You can speak up and have a say in your care.
Getting healthcare often involves choices that can impact your life and well-being.
Advance Care Planning (ACP) puts you in the driver's seat. It asks important care questions using two-way conversations and gives you space to make choices that are best for you.
Try one of these Carle resources to help you get started:
Email us at ACP@carle.com to learn more about this free service.
There are four important actions every adult can take to be prepared.
Consider your care choices and the things that matter most to you. The below questsions will help you decide on choices that are best for you.
Sharing your choices helps you to be in charge of your care at all times. By sharing with others, they will be informed and empowered to honor your wishes.
Choosing a healthcare agent is an important part of your care. This person is someone you trust to make your care choices when you can't speak for yourself. It's helpful to ask this person if they are willing to accept this role knowing it could be emotionally hard sometimes. You can pick more than one healthcare agent, but only one can be active in the role at a time. This role is also known as a Power of Attorney for Health Care.
Your choices are best communicated in an advance directive. We recommend completing a Power of Attorney for Health Care form. You might also choose to complete a Living Will form. The Power of Attorney for Health Care form is used to provide the name and contact information of your healthcare agent.

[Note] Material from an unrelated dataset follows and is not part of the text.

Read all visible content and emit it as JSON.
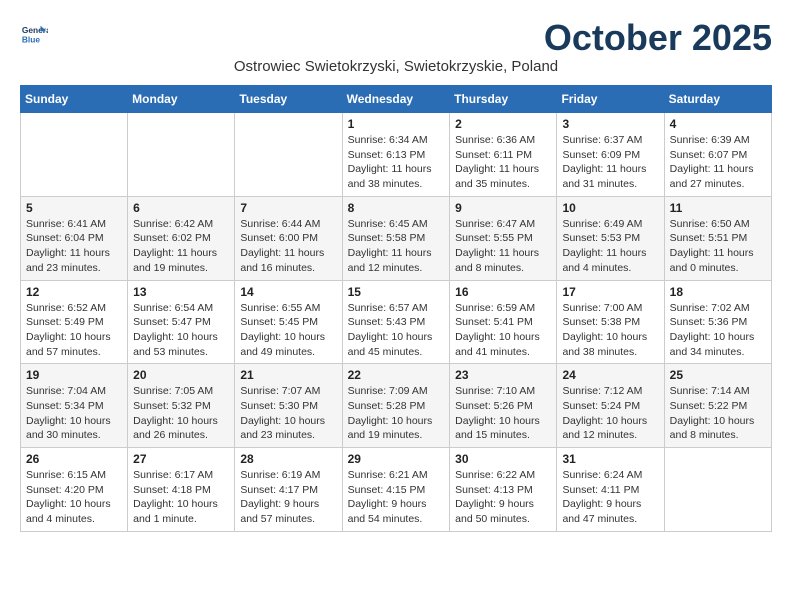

If illness prevents you from expressing your prefrerences, advance directives help keep you in charge by assuring your choices are communicated and plans can be made based on what is important to you.
Power of Attorney for Health Care

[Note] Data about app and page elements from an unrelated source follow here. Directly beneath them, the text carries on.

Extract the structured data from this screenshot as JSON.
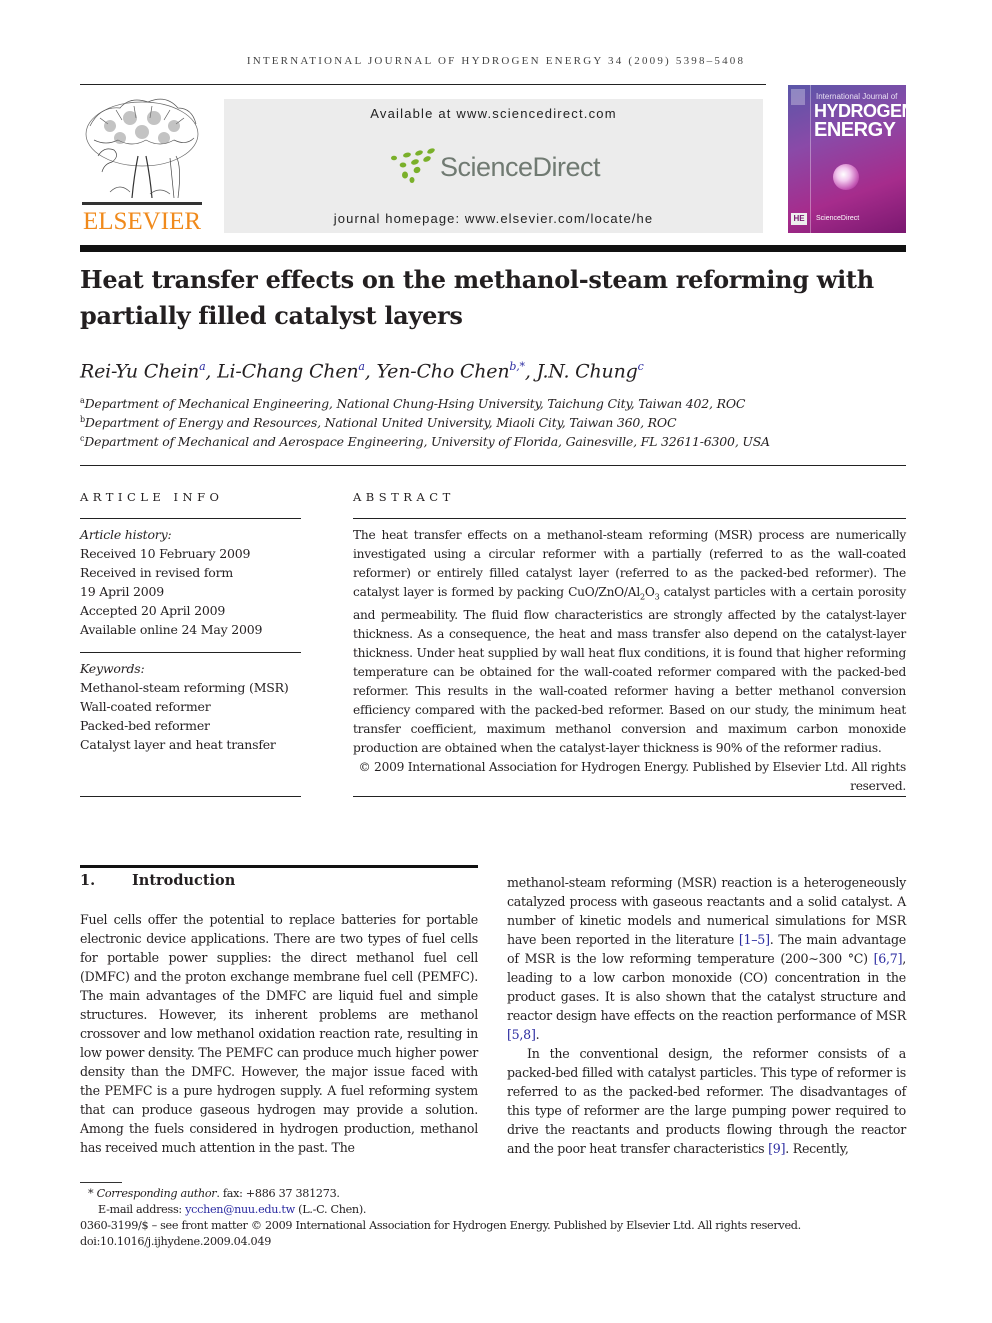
{
  "header": {
    "running_head": "International Journal of Hydrogen Energy 34 (2009) 5398–5408",
    "publisher_wordmark": "ELSEVIER",
    "available_at": "Available at www.sciencedirect.com",
    "sciencedirect_logo_text": "ScienceDirect",
    "journal_homepage": "journal homepage: www.elsevier.com/locate/he",
    "cover": {
      "line1": "International Journal of",
      "line2": "HYDROGEN",
      "line3": "ENERGY",
      "publisher_badge": "HE",
      "sd_label": "ScienceDirect"
    },
    "colors": {
      "elsevier_orange": "#f08a1c",
      "sciencedirect_green": "#7ab02a",
      "sciencedirect_gray": "#707a72",
      "link_blue": "#2a2aa0"
    }
  },
  "article": {
    "title": "Heat transfer effects on the methanol-steam reforming with partially filled catalyst layers",
    "authors": [
      {
        "name": "Rei-Yu Chein",
        "sup": "a"
      },
      {
        "name": "Li-Chang Chen",
        "sup": "a"
      },
      {
        "name": "Yen-Cho Chen",
        "sup": "b,*"
      },
      {
        "name": "J.N. Chung",
        "sup": "c"
      }
    ],
    "affiliations": [
      {
        "sup": "a",
        "text": "Department of Mechanical Engineering, National Chung-Hsing University, Taichung City, Taiwan 402, ROC"
      },
      {
        "sup": "b",
        "text": "Department of Energy and Resources, National United University, Miaoli City, Taiwan 360, ROC"
      },
      {
        "sup": "c",
        "text": "Department of Mechanical and Aerospace Engineering, University of Florida, Gainesville, FL 32611-6300, USA"
      }
    ]
  },
  "article_info": {
    "heading": "ARTICLE INFO",
    "history_label": "Article history:",
    "history": [
      "Received 10 February 2009",
      "Received in revised form",
      "19 April 2009",
      "Accepted 20 April 2009",
      "Available online 24 May 2009"
    ],
    "keywords_label": "Keywords:",
    "keywords": [
      "Methanol-steam reforming (MSR)",
      "Wall-coated reformer",
      "Packed-bed reformer",
      "Catalyst layer and heat transfer"
    ]
  },
  "abstract": {
    "heading": "ABSTRACT",
    "text_part1": "The heat transfer effects on a methanol-steam reforming (MSR) process are numerically investigated using a circular reformer with a partially (referred to as the wall-coated reformer) or entirely filled catalyst layer (referred to as the packed-bed reformer). The catalyst layer is formed by packing CuO/ZnO/Al",
    "sub1": "2",
    "text_part2": "O",
    "sub2": "3",
    "text_part3": " catalyst particles with a certain porosity and permeability. The fluid flow characteristics are strongly affected by the catalyst-layer thickness. As a consequence, the heat and mass transfer also depend on the catalyst-layer thickness. Under heat supplied by wall heat flux conditions, it is found that higher reforming temperature can be obtained for the wall-coated reformer compared with the packed-bed reformer. This results in the wall-coated reformer having a better methanol conversion efficiency compared with the packed-bed reformer. Based on our study, the minimum heat transfer coefficient, maximum methanol conversion and maximum carbon monoxide production are obtained when the catalyst-layer thickness is 90% of the reformer radius.",
    "copyright": "© 2009 International Association for Hydrogen Energy. Published by Elsevier Ltd. All rights reserved."
  },
  "introduction": {
    "number": "1.",
    "heading": "Introduction",
    "left_col": "Fuel cells offer the potential to replace batteries for portable electronic device applications. There are two types of fuel cells for portable power supplies: the direct methanol fuel cell (DMFC) and the proton exchange membrane fuel cell (PEMFC). The main advantages of the DMFC are liquid fuel and simple structures. However, its inherent problems are methanol crossover and low methanol oxidation reaction rate, resulting in low power density. The PEMFC can produce much higher power density than the DMFC. However, the major issue faced with the PEMFC is a pure hydrogen supply. A fuel reforming system that can produce gaseous hydrogen may provide a solution. Among the fuels considered in hydrogen production, methanol has received much attention in the past. The",
    "right_p1_a": "methanol-steam reforming (MSR) reaction is a heterogeneously catalyzed process with gaseous reactants and a solid catalyst. A number of kinetic models and numerical simulations for MSR have been reported in the literature ",
    "ref1": "[1–5]",
    "right_p1_b": ". The main advantage of MSR is the low reforming temperature (200∼300 °C) ",
    "ref2": "[6,7]",
    "right_p1_c": ", leading to a low carbon monoxide (CO) concentration in the product gases. It is also shown that the catalyst structure and reactor design have effects on the reaction performance of MSR ",
    "ref3": "[5,8]",
    "right_p1_d": ".",
    "right_p2_a": "In the conventional design, the reformer consists of a packed-bed filled with catalyst particles. This type of reformer is referred to as the packed-bed reformer. The disadvantages of this type of reformer are the large pumping power required to drive the reactants and products flowing through the reactor and the poor heat transfer characteristics ",
    "ref4": "[9]",
    "right_p2_b": ". Recently,"
  },
  "footnotes": {
    "star": "*",
    "corresponding_label": "Corresponding author",
    "fax": ". fax: +886 37 381273.",
    "email_label": "E-mail address: ",
    "email": "ycchen@nuu.edu.tw",
    "email_suffix": " (L.-C. Chen).",
    "front_matter": "0360-3199/$ – see front matter © 2009 International Association for Hydrogen Energy. Published by Elsevier Ltd. All rights reserved.",
    "doi": "doi:10.1016/j.ijhydene.2009.04.049"
  }
}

Advance directive forms must be signed by an adult witness to be valid. A witness can be a neighbor or friend who is not related to you or your healthcare agent(s). A witness cannot be your healthcare agent(s), a family member, or a health care practitioner caring for you. A notary public may serve as a witness, but a notary is not required. Most banks and public libraries offer free notary services for those they serve. For more information, see the witness statement section on the Advance Directive paperwork.
Advance directives can be added to your medical record in one of these ways:

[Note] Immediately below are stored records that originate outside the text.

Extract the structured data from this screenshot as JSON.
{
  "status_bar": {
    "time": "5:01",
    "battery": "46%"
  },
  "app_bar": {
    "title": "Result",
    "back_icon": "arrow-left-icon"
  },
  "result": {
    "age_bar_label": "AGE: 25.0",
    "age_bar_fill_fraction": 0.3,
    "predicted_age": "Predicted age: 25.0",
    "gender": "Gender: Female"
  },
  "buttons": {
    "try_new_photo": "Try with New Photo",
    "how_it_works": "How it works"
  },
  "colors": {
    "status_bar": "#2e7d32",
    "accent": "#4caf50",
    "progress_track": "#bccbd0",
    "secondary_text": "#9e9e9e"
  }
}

Click Advance Care Planning for Every Adult to download a printable version of this page.
In accordance with Illinois Public Act 102-0794, Carle Health will consider the presentation of an electronic device displaying an electronic copy of an executed form as proof of the health care agency.